[Work to be completed]
Your task is to output all the records below, word for word.

:: Exercise inputs ::

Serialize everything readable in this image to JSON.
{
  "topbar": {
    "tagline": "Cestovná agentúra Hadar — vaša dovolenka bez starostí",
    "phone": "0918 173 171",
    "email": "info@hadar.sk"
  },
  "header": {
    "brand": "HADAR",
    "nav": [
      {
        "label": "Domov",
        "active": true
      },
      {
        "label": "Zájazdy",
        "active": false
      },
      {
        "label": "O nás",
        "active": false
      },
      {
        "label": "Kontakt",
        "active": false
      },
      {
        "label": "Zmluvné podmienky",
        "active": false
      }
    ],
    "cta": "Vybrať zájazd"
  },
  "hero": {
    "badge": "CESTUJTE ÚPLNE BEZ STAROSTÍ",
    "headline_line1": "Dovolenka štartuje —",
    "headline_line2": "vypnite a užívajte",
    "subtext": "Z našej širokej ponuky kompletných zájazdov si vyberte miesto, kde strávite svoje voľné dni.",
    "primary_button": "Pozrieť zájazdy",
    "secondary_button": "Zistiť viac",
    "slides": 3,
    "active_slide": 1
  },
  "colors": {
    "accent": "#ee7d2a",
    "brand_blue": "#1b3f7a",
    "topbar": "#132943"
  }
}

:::

[Output for this task]
Serialize everything readable in this image to JSON.
{
  "topbar": {
    "tagline": "Cestovná agentúra Hadar — vaša dovolenka bez starostí",
    "phone": "0918 173 171",
    "email": "info@hadar.sk"
  },
  "header": {
    "brand": "HADAR",
    "nav": [
      {
        "label": "Domov",
        "active": true
      },
      {
        "label": "Zájazdy",
        "active": false
      },
      {
        "label": "O nás",
        "active": false
      },
      {
        "label": "Kontakt",
        "active": false
      },
      {
        "label": "Zmluvné podmienky",
        "active": false
      }
    ],
    "cta": "Vybrať zájazd"
  },
  "hero": {
    "badge": "CESTUJTE ÚPLNE BEZ STAROSTÍ",
    "headline_line1": "Dovolenka štartuje —",
    "headline_line2": "vypnite a užívajte",
    "subtext": "Z našej širokej ponuky kompletných zájazdov si vyberte miesto, kde strávite svoje voľné dni.",
    "primary_button": "Pozrieť zájazdy",
    "secondary_button": "Zistiť viac",
    "slides": 3,
    "active_slide": 1
  },
  "colors": {
    "accent": "#ee7d2a",
    "brand_blue": "#1b3f7a",
    "topbar": "#132943"
  }
}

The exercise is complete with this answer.